I cannot sleep sitting up, so had no sleep whatsoever on the flight over. I get to the hostel and start chatting to a tall, long-haired chap from Cornwall. He suggests going out, checking out a Hari Krishna temple. Why not! Seems pointless to sleep now. The hostel is 200m back from the main road. A dusty side street, a few kiosks, some dogs and laughing children. We exit the side street onto mayhem. A trillion tuk-tuk's, cars, people, animals, revving, talking, barking, beeping. BEEPING! The pollution is intoxicating and headache inducing but the whole scene is utterly fascinating. I often found myself staring:  "how on earth is this possible??" We get a tuk-tuk to the temple, the driver gleeful that he'd found some westerners to rip-off. Not in a bad way, he felt opportunity knock. Constantly haggling your price before, during and after becomes tiresome after a while but if you have a general idea of journey length a good estimate can be made, and stuck to. After the temple and a beach walk with the locals and their actual pet dogs we haggle back through the carnage to the hostel.

I woke up 13 hours later, head on kindle.

Friday, 3 February 2012

Goodbye England

The remnants of my Dalston room packed and shipped to Birmingham courtesy of Bishshat. This weeks packing was punctuated with trips to the theatre, cinema, galleries and some singing at White Hart lane. I now have no home, no car and no job. How liberating!
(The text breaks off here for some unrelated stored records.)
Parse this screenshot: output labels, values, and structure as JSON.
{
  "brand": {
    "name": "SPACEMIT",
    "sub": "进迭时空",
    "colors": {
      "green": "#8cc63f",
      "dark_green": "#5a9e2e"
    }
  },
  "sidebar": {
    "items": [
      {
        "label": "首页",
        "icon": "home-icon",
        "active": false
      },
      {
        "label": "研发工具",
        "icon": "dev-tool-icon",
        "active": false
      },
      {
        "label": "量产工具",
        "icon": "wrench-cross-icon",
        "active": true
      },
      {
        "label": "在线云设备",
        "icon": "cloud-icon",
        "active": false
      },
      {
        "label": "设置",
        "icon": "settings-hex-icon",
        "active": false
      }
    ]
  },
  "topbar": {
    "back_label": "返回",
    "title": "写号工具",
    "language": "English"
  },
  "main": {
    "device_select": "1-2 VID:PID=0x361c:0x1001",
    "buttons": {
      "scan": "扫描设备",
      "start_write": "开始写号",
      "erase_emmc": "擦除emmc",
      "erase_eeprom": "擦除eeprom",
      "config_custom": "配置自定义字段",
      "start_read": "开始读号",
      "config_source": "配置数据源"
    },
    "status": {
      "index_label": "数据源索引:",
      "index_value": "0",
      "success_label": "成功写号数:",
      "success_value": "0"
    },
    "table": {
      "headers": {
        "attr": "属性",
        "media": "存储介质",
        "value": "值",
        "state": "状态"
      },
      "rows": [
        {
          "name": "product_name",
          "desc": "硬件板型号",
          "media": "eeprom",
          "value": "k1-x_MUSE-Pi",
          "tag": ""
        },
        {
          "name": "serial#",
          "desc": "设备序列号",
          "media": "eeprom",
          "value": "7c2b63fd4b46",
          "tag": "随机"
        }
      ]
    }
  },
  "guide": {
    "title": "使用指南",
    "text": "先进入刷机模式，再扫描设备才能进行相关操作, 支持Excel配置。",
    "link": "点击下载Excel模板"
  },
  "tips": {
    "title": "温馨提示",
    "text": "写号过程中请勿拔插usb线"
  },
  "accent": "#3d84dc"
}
I now sit at Birmingham airport waiting for seat 44 on Emirates flight EK083 to arrive at gate 44 (it's 25 minutes late). My life for the next year rests next to me, squeezed into a 38 litre osprey rucksack. Birmingham airport is an incredibly civilised experience when compared to any London terminal although there is an alarming cardboard cut out projection lady welcoming you. A quick bag check by a friendly Brummie  about the liquids i have on me (i didn't check anything in) and i'm through. Despite the full English last supper mom cooked me two hours ago i get some "guess the flavour" crisps from WHSmith and paw greasy fingerprints over this laptop. I couldn't guess the flavour. Next stop Mumbai.